If they are proactive, authors can sell a lot of books; therefore it seems sensible to allow them to do so, so make provision for this in their contracts. Give them the same discount as booksellers. When my author husband Bill Condon and I worked in schools as performers, Bill would speak in the morning to infants’ students, I’d speak to primary. At lunch-time we sold our remainders, usually for $3 or $5 each. It was not unusual to sell over $1,000 worth of books in the one hour lunch-time period.

Publishers, encourage your authors to attend functions such as literary lunches, festivals and conferences. Publisher Paul Collins writes to each of his Ford Street authors asking them for a few lines of biography and then sent them collectively to all writers’ festivals around Australia saying these authors are willing to appear at your festival. There are dozens of festivals and conferences and all of them have large audiences.

Publishers, make a list of all of your children’s authors, along with their Send this list out to CBCA regional branches, conference & festival organisers, and regional teacher librarian groups indicating that the authors are available for visits. When authors speak at conferences, provide bookmarks and promotional material. Give the author a list of local media (and contact details) when they are to appear at a festival, conference or literary lunch. The author can organise interviews – or, if you are accompanying author, you can organise them

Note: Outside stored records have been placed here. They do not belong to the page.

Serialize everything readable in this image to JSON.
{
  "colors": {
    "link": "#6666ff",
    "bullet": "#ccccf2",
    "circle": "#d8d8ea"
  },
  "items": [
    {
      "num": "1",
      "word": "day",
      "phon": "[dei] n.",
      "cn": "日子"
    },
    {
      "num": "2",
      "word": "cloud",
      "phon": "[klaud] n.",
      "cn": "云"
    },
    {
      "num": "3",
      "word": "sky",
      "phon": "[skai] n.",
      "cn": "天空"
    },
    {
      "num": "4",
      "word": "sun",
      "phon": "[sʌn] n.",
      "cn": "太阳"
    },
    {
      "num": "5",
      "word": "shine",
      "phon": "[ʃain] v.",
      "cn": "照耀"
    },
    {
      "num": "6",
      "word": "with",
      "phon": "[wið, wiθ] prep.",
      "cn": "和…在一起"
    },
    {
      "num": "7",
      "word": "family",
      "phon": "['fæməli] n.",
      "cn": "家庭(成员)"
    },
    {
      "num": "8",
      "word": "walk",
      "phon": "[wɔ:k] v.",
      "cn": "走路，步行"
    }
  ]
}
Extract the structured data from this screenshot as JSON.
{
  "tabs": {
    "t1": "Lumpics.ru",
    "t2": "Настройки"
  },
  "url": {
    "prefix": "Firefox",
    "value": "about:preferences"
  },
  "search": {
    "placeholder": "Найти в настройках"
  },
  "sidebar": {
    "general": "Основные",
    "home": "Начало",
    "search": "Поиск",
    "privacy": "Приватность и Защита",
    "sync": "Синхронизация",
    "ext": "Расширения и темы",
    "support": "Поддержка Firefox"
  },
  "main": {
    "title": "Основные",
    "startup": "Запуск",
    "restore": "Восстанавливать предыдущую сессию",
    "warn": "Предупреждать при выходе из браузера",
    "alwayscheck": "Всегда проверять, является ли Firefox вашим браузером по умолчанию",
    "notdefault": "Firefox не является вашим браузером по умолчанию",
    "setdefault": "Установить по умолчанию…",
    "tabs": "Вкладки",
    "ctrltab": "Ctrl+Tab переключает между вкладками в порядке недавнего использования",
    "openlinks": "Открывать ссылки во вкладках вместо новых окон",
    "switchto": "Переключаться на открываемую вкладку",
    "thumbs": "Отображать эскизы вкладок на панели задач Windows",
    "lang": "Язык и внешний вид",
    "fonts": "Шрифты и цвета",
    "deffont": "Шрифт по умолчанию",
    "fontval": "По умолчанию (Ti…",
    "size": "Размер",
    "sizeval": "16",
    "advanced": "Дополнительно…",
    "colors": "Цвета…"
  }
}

When authors send emails, encourage them to have a signature on each email which includes not only contact information, but the name of their latest books. A website is an author’s best investment in PR as it is that author’s shop front. Hazel Edwards recommends that authors give added value. ‘Have ready on your web site well-labelled activities which relate to that book title. This can be sent to schools, libraries or bookshops which have newsletters or events to which the author is invited.’ Publishers, give teachers' notes or additional resources to the author to put on his website. Encourage the author to have a generic 'How to'' or “How this book was written”, a 1,000 word article for easy sending to interested parties. As well, have a hi-resolution author photo on your publishers’ web site so it can be down-loaded by festival organisers and save you e-mailing.

· School visits or writing camps (talking to children)
· Staff development days
· Regional librarian meetings
· Conferences and festivals
· Articles in teaching industry magazines
· On your website

Will publishers implement many – or any – of these suggestions? Hard to tell. However, every author I’ve discussed these ideas with has been fully supportive, and a happy author ought to be one of the main aims of every publishing house.